§ **Problem to work on**: Each entry below needs to be retyped exactly as given.

Collection entries
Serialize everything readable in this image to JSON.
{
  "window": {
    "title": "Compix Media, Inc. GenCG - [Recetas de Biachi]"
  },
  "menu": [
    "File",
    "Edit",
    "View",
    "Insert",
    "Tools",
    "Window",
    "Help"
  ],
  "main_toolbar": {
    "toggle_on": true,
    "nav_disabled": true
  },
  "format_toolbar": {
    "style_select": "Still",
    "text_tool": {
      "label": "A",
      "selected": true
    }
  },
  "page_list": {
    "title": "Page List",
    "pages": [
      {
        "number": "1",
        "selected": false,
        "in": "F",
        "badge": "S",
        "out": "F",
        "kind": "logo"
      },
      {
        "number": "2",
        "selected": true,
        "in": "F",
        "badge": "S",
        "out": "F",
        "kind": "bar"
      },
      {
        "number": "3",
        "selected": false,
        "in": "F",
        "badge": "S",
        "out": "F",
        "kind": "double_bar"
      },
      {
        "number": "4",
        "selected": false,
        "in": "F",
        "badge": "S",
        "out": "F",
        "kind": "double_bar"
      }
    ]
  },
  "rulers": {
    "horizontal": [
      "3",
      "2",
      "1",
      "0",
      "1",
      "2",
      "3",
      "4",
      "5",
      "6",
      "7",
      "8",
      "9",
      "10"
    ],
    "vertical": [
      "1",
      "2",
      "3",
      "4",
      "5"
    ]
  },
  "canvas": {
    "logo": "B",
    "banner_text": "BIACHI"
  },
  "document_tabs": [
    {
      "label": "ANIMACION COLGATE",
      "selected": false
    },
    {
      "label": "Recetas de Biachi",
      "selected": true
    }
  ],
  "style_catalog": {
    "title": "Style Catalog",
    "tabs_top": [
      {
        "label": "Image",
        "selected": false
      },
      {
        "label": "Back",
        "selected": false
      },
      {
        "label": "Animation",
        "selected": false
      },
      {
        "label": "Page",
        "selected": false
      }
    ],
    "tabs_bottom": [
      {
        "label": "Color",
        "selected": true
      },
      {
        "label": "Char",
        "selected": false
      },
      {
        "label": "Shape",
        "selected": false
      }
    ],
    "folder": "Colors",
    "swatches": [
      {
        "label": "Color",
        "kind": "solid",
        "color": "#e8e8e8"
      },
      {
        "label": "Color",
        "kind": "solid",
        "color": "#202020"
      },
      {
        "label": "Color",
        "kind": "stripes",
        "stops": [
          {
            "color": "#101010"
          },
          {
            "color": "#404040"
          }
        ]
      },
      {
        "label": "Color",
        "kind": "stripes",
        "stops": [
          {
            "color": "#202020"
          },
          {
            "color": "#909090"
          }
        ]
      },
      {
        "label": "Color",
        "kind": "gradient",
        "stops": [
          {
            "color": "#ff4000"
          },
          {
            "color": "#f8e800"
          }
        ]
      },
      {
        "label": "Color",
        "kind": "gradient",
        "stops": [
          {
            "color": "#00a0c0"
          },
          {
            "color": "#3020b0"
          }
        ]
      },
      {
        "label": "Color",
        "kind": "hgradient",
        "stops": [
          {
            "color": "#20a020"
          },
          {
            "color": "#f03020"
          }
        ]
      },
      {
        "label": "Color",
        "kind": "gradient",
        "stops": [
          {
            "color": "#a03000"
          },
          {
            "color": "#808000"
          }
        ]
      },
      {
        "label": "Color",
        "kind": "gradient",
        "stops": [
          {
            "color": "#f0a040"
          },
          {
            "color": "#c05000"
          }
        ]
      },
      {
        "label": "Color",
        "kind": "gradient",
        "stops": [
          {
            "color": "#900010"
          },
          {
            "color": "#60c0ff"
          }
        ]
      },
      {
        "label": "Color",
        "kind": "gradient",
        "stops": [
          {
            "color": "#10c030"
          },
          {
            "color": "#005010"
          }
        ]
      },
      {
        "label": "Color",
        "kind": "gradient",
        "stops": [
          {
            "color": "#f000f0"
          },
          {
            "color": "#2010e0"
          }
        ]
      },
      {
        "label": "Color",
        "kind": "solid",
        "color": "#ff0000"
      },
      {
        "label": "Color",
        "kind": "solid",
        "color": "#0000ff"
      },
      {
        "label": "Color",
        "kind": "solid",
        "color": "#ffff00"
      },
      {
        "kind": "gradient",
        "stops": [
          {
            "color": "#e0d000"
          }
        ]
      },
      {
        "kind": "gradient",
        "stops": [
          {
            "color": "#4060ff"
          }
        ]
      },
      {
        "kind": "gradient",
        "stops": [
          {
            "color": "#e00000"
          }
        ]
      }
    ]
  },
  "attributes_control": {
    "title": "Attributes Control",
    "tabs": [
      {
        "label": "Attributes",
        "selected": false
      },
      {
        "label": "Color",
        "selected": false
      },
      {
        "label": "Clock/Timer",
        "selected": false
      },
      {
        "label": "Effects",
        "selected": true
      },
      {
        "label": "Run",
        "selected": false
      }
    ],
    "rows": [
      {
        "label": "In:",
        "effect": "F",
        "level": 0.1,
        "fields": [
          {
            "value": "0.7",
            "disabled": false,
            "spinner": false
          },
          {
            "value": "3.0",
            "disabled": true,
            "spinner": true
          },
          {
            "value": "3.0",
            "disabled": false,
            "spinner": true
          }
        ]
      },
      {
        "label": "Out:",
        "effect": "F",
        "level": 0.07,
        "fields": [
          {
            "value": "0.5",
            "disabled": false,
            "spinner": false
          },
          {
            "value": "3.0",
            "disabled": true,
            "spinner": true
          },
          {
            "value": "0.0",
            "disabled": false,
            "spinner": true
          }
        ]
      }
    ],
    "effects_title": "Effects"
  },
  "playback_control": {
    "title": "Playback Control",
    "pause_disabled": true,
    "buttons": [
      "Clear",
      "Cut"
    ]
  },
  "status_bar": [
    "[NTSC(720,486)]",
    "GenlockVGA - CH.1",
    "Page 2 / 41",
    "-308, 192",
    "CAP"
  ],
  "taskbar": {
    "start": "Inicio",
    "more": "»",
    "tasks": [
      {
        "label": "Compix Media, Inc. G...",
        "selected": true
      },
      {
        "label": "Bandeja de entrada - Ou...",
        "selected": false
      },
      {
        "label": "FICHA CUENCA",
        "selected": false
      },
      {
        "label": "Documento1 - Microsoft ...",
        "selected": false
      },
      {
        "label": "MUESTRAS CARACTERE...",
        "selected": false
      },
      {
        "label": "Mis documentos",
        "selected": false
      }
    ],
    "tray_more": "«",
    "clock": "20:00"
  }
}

§ **Task response**:
Serialize everything readable in this image to JSON.
{
  "window": {
    "title": "Compix Media, Inc. GenCG - [Recetas de Biachi]"
  },
  "menu": [
    "File",
    "Edit",
    "View",
    "Insert",
    "Tools",
    "Window",
    "Help"
  ],
  "main_toolbar": {
    "toggle_on": true,
    "nav_disabled": true
  },
  "format_toolbar": {
    "style_select": "Still",
    "text_tool": {
      "label": "A",
      "selected": true
    }
  },
  "page_list": {
    "title": "Page List",
    "pages": [
      {
        "number": "1",
        "selected": false,
        "in": "F",
        "badge": "S",
        "out": "F",
        "kind": "logo"
      },
      {
        "number": "2",
        "selected": true,
        "in": "F",
        "badge": "S",
        "out": "F",
        "kind": "bar"
      },
      {
        "number": "3",
        "selected": false,
        "in": "F",
        "badge": "S",
        "out": "F",
        "kind": "double_bar"
      },
      {
        "number": "4",
        "selected": false,
        "in": "F",
        "badge": "S",
        "out": "F",
        "kind": "double_bar"
      }
    ]
  },
  "rulers": {
    "horizontal": [
      "3",
      "2",
      "1",
      "0",
      "1",
      "2",
      "3",
      "4",
      "5",
      "6",
      "7",
      "8",
      "9",
      "10"
    ],
    "vertical": [
      "1",
      "2",
      "3",
      "4",
      "5"
    ]
  },
  "canvas": {
    "logo": "B",
    "banner_text": "BIACHI"
  },
  "document_tabs": [
    {
      "label": "ANIMACION COLGATE",
      "selected": false
    },
    {
      "label": "Recetas de Biachi",
      "selected": true
    }
  ],
  "style_catalog": {
    "title": "Style Catalog",
    "tabs_top": [
      {
        "label": "Image",
        "selected": false
      },
      {
        "label": "Back",
        "selected": false
      },
      {
        "label": "Animation",
        "selected": false
      },
      {
        "label": "Page",
        "selected": false
      }
    ],
    "tabs_bottom": [
      {
        "label": "Color",
        "selected": true
      },
      {
        "label": "Char",
        "selected": false
      },
      {
        "label": "Shape",
        "selected": false
      }
    ],
    "folder": "Colors",
    "swatches": [
      {
        "label": "Color",
        "kind": "solid",
        "color": "#e8e8e8"
      },
      {
        "label": "Color",
        "kind": "solid",
        "color": "#202020"
      },
      {
        "label": "Color",
        "kind": "stripes",
        "stops": [
          {
            "color": "#101010"
          },
          {
            "color": "#404040"
          }
        ]
      },
      {
        "label": "Color",
        "kind": "stripes",
        "stops": [
          {
            "color": "#202020"
          },
          {
            "color": "#909090"
          }
        ]
      },
      {
        "label": "Color",
        "kind": "gradient",
        "stops": [
          {
            "color": "#ff4000"
          },
          {
            "color": "#f8e800"
          }
        ]
      },
      {
        "label": "Color",
        "kind": "gradient",
        "stops": [
          {
            "color": "#00a0c0"
          },
          {
            "color": "#3020b0"
          }
        ]
      },
      {
        "label": "Color",
        "kind": "hgradient",
        "stops": [
          {
            "color": "#20a020"
          },
          {
            "color": "#f03020"
          }
        ]
      },
      {
        "label": "Color",
        "kind": "gradient",
        "stops": [
          {
            "color": "#a03000"
          },
          {
            "color": "#808000"
          }
        ]
      },
      {
        "label": "Color",
        "kind": "gradient",
        "stops": [
          {
            "color": "#f0a040"
          },
          {
            "color": "#c05000"
          }
        ]
      },
      {
        "label": "Color",
        "kind": "gradient",
        "stops": [
          {
            "color": "#900010"
          },
          {
            "color": "#60c0ff"
          }
        ]
      },
      {
        "label": "Color",
        "kind": "gradient",
        "stops": [
          {
            "color": "#10c030"
          },
          {
            "color": "#005010"
          }
        ]
      },
      {
        "label": "Color",
        "kind": "gradient",
        "stops": [
          {
            "color": "#f000f0"
          },
          {
            "color": "#2010e0"
          }
        ]
      },
      {
        "label": "Color",
        "kind": "solid",
        "color": "#ff0000"
      },
      {
        "label": "Color",
        "kind": "solid",
        "color": "#0000ff"
      },
      {
        "label": "Color",
        "kind": "solid",
        "color": "#ffff00"
      },
      {
        "kind": "gradient",
        "stops": [
          {
            "color": "#e0d000"
          }
        ]
      },
      {
        "kind": "gradient",
        "stops": [
          {
            "color": "#4060ff"
          }
        ]
      },
      {
        "kind": "gradient",
        "stops": [
          {
            "color": "#e00000"
          }
        ]
      }
    ]
  },
  "attributes_control": {
    "title": "Attributes Control",
    "tabs": [
      {
        "label": "Attributes",
        "selected": false
      },
      {
        "label": "Color",
        "selected": false
      },
      {
        "label": "Clock/Timer",
        "selected": false
      },
      {
        "label": "Effects",
        "selected": true
      },
      {
        "label": "Run",
        "selected": false
      }
    ],
    "rows": [
      {
        "label": "In:",
        "effect": "F",
        "level": 0.1,
        "fields": [
          {
            "value": "0.7",
            "disabled": false,
            "spinner": false
          },
          {
            "value": "3.0",
            "disabled": true,
            "spinner": true
          },
          {
            "value": "3.0",
            "disabled": false,
            "spinner": true
          }
        ]
      },
      {
        "label": "Out:",
        "effect": "F",
        "level": 0.07,
        "fields": [
          {
            "value": "0.5",
            "disabled": false,
            "spinner": false
          },
          {
            "value": "3.0",
            "disabled": true,
            "spinner": true
          },
          {
            "value": "0.0",
            "disabled": false,
            "spinner": true
          }
        ]
      }
    ],
    "effects_title": "Effects"
  },
  "playback_control": {
    "title": "Playback Control",
    "pause_disabled": true,
    "buttons": [
      "Clear",
      "Cut"
    ]
  },
  "status_bar": [
    "[NTSC(720,486)]",
    "GenlockVGA - CH.1",
    "Page 2 / 41",
    "-308, 192",
    "CAP"
  ],
  "taskbar": {
    "start": "Inicio",
    "more": "»",
    "tasks": [
      {
        "label": "Compix Media, Inc. G...",
        "selected": true
      },
      {
        "label": "Bandeja de entrada - Ou...",
        "selected": false
      },
      {
        "label": "FICHA CUENCA",
        "selected": false
      },
      {
        "label": "Documento1 - Microsoft ...",
        "selected": false
      },
      {
        "label": "MUESTRAS CARACTERE...",
        "selected": false
      },
      {
        "label": "Mis documentos",
        "selected": false
      }
    ],
    "tray_more": "«",
    "clock": "20:00"
  }
}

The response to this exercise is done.